Medical imaging faces limitations inherent to its mode of presentation. While computer models and virtual reality are much more effective than 2D depictions, the result continues to be still images on a computer screen. Even with stereoscopic techniques, a user’s ability to visualize the result can depend on using a keyboard or mouse to interpret the model. And, with 4D experimental medical data (such as MRI), objects are displayed as computer animations or static pictures.
A recent Biophotonics article by Thomas Britton and OFS’ Jaehan Kim shows how a hands-on, 3D-printed brain model equipped with optical fibers can help clinicians and patients to visualize brain function activity while avoiding the shortcomings of 4D neuroimaging techniques.
To access the full article, please click HERE.

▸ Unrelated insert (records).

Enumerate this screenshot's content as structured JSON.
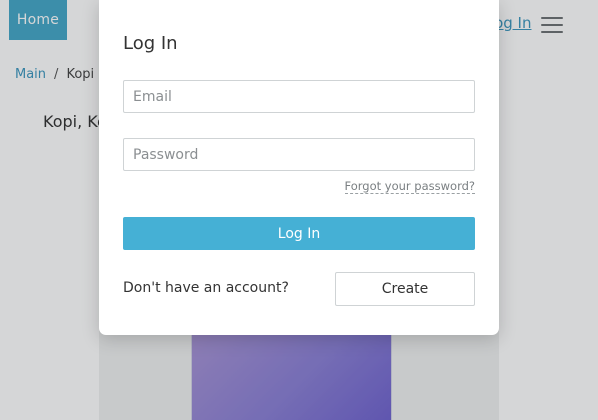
{
  "header": {
    "home_label": "Home",
    "login_link": "Log In"
  },
  "breadcrumb": {
    "items": [
      "Main",
      "Kopi"
    ],
    "separator": "/"
  },
  "product": {
    "title": "Kopi, Ke"
  },
  "modal": {
    "title": "Log In",
    "email_placeholder": "Email",
    "password_placeholder": "Password",
    "forgot_label": "Forgot your password?",
    "submit_label": "Log In",
    "no_account_text": "Don't have an account?",
    "create_label": "Create"
  },
  "icons": {
    "menu": "hamburger-menu-icon"
  },
  "colors": {
    "accent": "#45b0d5",
    "home_bg": "#45a8c8",
    "link": "#3c97bf"
  }
}
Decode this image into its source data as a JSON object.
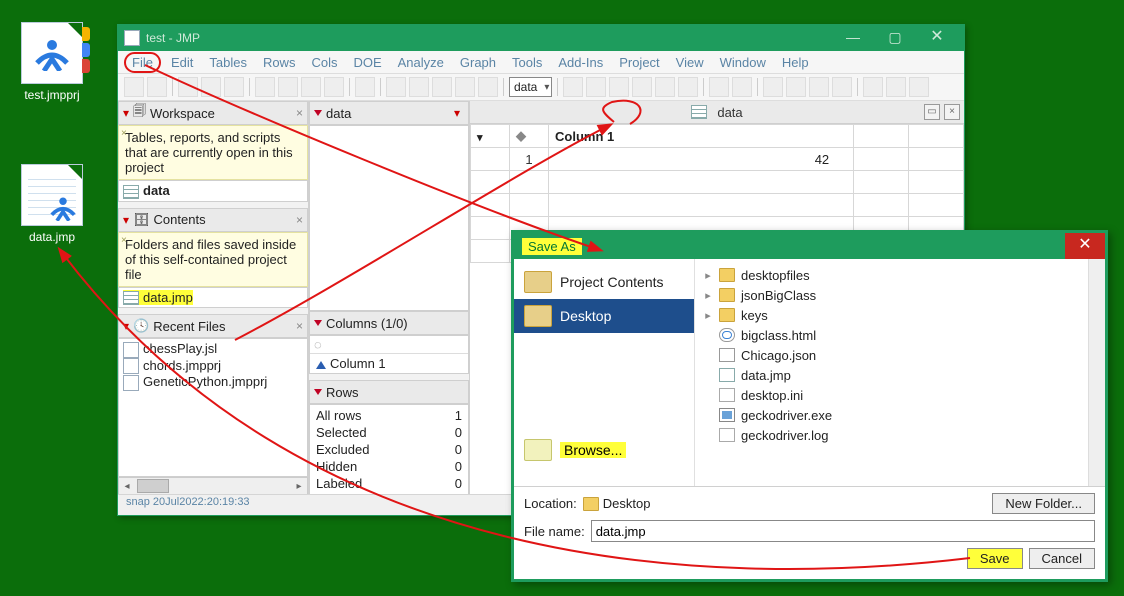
{
  "desktop": {
    "icons": [
      {
        "label": "test.jmpprj"
      },
      {
        "label": "data.jmp"
      }
    ]
  },
  "window": {
    "title": "test - JMP",
    "menu": [
      "File",
      "Edit",
      "Tables",
      "Rows",
      "Cols",
      "DOE",
      "Analyze",
      "Graph",
      "Tools",
      "Add-Ins",
      "Project",
      "View",
      "Window",
      "Help"
    ],
    "combo": "data",
    "status": "snap  20Jul2022:20:19:33"
  },
  "workspace": {
    "title": "Workspace",
    "note": "Tables, reports, and scripts that are currently open in this project",
    "item": "data"
  },
  "contents": {
    "title": "Contents",
    "note": "Folders and files saved inside of this self-contained project file",
    "item": "data.jmp"
  },
  "recent": {
    "title": "Recent Files",
    "items": [
      "chessPlay.jsl",
      "chords.jmpprj",
      "GeneticPython.jmpprj"
    ]
  },
  "midtop": {
    "label": "data"
  },
  "columns": {
    "title": "Columns (1/0)",
    "filter": "",
    "items": [
      "Column 1"
    ]
  },
  "rows": {
    "title": "Rows",
    "stats": [
      {
        "k": "All rows",
        "v": "1"
      },
      {
        "k": "Selected",
        "v": "0"
      },
      {
        "k": "Excluded",
        "v": "0"
      },
      {
        "k": "Hidden",
        "v": "0"
      },
      {
        "k": "Labeled",
        "v": "0"
      }
    ]
  },
  "sheet": {
    "tab": "data",
    "col": "Column 1",
    "row": "1",
    "val": "42"
  },
  "dialog": {
    "title": "Save As",
    "places": [
      "Project Contents",
      "Desktop",
      "Browse..."
    ],
    "files": [
      {
        "t": "folder",
        "n": "desktopfiles",
        "exp": true
      },
      {
        "t": "folder",
        "n": "jsonBigClass",
        "exp": true
      },
      {
        "t": "folder",
        "n": "keys",
        "exp": true
      },
      {
        "t": "html",
        "n": "bigclass.html"
      },
      {
        "t": "json",
        "n": "Chicago.json"
      },
      {
        "t": "jmp",
        "n": "data.jmp"
      },
      {
        "t": "ini",
        "n": "desktop.ini"
      },
      {
        "t": "exe",
        "n": "geckodriver.exe"
      },
      {
        "t": "log",
        "n": "geckodriver.log"
      }
    ],
    "location_label": "Location:",
    "location_value": "Desktop",
    "filename_label": "File name:",
    "filename_value": "data.jmp",
    "new_folder": "New Folder...",
    "save": "Save",
    "cancel": "Cancel"
  }
}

OFS will showcase its new Shape Sensor Fiber at the BIOS/Photonics West Exposition in San Francisco, January 28-February 2, 2017.
To create the Shape Sensor Fiber, OFS developed a technology platform to produce high-quality, twisted multicore optical fiber with continuous Fiber Bragg Gratings (FBGs). This type of fiber with FBGs provides stable and good signal-to-noise ratio throughout the fiber length and ease of use to customers. The manufacturing platform also allows OFS to customize and optimize the fiber to meet various customer demands more economically. In addition, OFS also offers low back reflection distal termination, multicore connectorization and fan-outs to support customer demand.
Many medical device companies are developing cutting-edge endoscopes, catheters and other equipment with shape sensing technology to increase the quality of patient care. By embedding or surface-attaching the fiber to surgical tools or other devices, technicians can calculate and reconstruct the 3D shape of an instrument on a display screen. By allowing users to monitor the exact shape and position of the instrument, physicians can conduct minimally invasive surgery (MIS) or treatment which generally results in shorter recovery times, less pain and trauma, reduced rates of infection and shorter hospital stays.
Data centers and enterprise networks continue to require ever-increasing speeds. Yesterday’s 10 Gbps networks are rapidly being replaced by 40 and 100 Gbps speeds, and 400 Gbps networks are on the horizon. How can today’s network designers best support this increasing demand for bandwidth?
TIA has standardized a new multimode fiber to support short wavelength division multiplexing (SWDM). Referred to in the industry as “wideband” multimode optical fiber, this new fiber type extends the ability of conventional OM4 fiber to support multiple wavelengths. Wideband optical fiber will also maintain the cost advantages of multimode fiber for short-distance applications by supporting duplex fiber links at speeds up to 100 Gbps and 400 Gbps eight-fiber links.
At the BICSI Winter Conference this week, OFS is showcasing its award-winning LaserWave® FLEX WideBand Multimode Optical Fiber. This fiber is designed to support today’s high speed 850 nm-based systems and tomorrow’s multi-wavelength systems. Optimized for SWDM, OFS WideBand Optical Fiber is the best choice for short-reach enterprise and data center applications.
For the latest WHITE PAPER on LaserWave FLEX WideBand Optical Fiber, please go here. Also be sure to visit OFS in booth 614 at the BICSI Winter Conference (January 22-26-2017 – Tampa, FL).
Silicon photonics technology is coming to market at a time of momentous change for Internet content providers, data centers, chip and optical components manufacturers and telecom service providers.
In fact, silicon photonics (SiP) is set to change a number of these industries, as a new book co-authored by Daryl Inniss of OFS explains. Silicon Photonics: Fueling the New Information Revolution outlines the history of SiP development along with the many roles that this technology will play in the future.
The authors cover key topics including the latest research assessing SiP development and prospects; how SiP addresses the challenges of managing bandwidth over distances and within systems; and potential applications of SiP, including servers, data centers and the Internet of Things (IOT).
To read and learn more about this book, click here.